Only an exact repeat of the listing, without its images, counts as the answer.

Supplied material:
┄┄┄┄┄┄
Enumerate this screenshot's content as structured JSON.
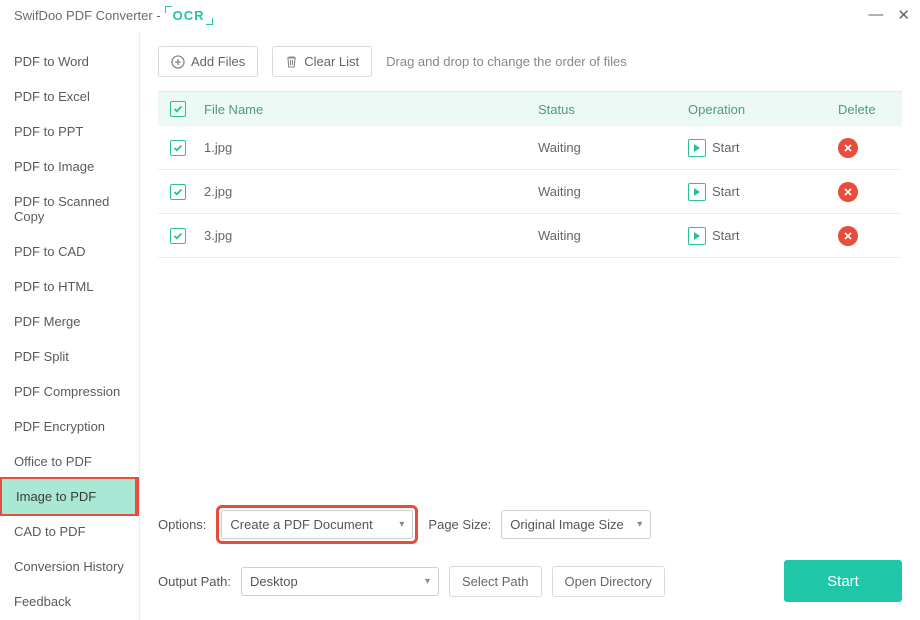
{
  "titlebar": {
    "app": "SwifDoo PDF Converter -",
    "ocr": "OCR"
  },
  "sidebar": {
    "items": [
      "PDF to Word",
      "PDF to Excel",
      "PDF to PPT",
      "PDF to Image",
      "PDF to Scanned Copy",
      "PDF to CAD",
      "PDF to HTML",
      "PDF Merge",
      "PDF Split",
      "PDF Compression",
      "PDF Encryption",
      "Office to PDF",
      "Image to PDF",
      "CAD to PDF",
      "Conversion History",
      "Feedback"
    ],
    "selected_index": 12
  },
  "toolbar": {
    "add_files": "Add Files",
    "clear_list": "Clear List",
    "hint": "Drag and drop to change the order of files"
  },
  "table": {
    "columns": {
      "file": "File Name",
      "status": "Status",
      "operation": "Operation",
      "delete": "Delete"
    },
    "start_label": "Start",
    "rows": [
      {
        "checked": true,
        "file": "1.jpg",
        "status": "Waiting"
      },
      {
        "checked": true,
        "file": "2.jpg",
        "status": "Waiting"
      },
      {
        "checked": true,
        "file": "3.jpg",
        "status": "Waiting"
      }
    ]
  },
  "footer": {
    "options_label": "Options:",
    "options_value": "Create a PDF Document",
    "pagesize_label": "Page Size:",
    "pagesize_value": "Original Image Size",
    "output_label": "Output Path:",
    "output_value": "Desktop",
    "select_path": "Select Path",
    "open_dir": "Open Directory",
    "start": "Start"
  }
}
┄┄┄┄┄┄
Output:
Enumerate this screenshot's content as structured JSON.
{
  "titlebar": {
    "app": "SwifDoo PDF Converter -",
    "ocr": "OCR"
  },
  "sidebar": {
    "items": [
      "PDF to Word",
      "PDF to Excel",
      "PDF to PPT",
      "PDF to Image",
      "PDF to Scanned Copy",
      "PDF to CAD",
      "PDF to HTML",
      "PDF Merge",
      "PDF Split",
      "PDF Compression",
      "PDF Encryption",
      "Office to PDF",
      "Image to PDF",
      "CAD to PDF",
      "Conversion History",
      "Feedback"
    ],
    "selected_index": 12
  },
  "toolbar": {
    "add_files": "Add Files",
    "clear_list": "Clear List",
    "hint": "Drag and drop to change the order of files"
  },
  "table": {
    "columns": {
      "file": "File Name",
      "status": "Status",
      "operation": "Operation",
      "delete": "Delete"
    },
    "start_label": "Start",
    "rows": [
      {
        "checked": true,
        "file": "1.jpg",
        "status": "Waiting"
      },
      {
        "checked": true,
        "file": "2.jpg",
        "status": "Waiting"
      },
      {
        "checked": true,
        "file": "3.jpg",
        "status": "Waiting"
      }
    ]
  },
  "footer": {
    "options_label": "Options:",
    "options_value": "Create a PDF Document",
    "pagesize_label": "Page Size:",
    "pagesize_value": "Original Image Size",
    "output_label": "Output Path:",
    "output_value": "Desktop",
    "select_path": "Select Path",
    "open_dir": "Open Directory",
    "start": "Start"
  }
}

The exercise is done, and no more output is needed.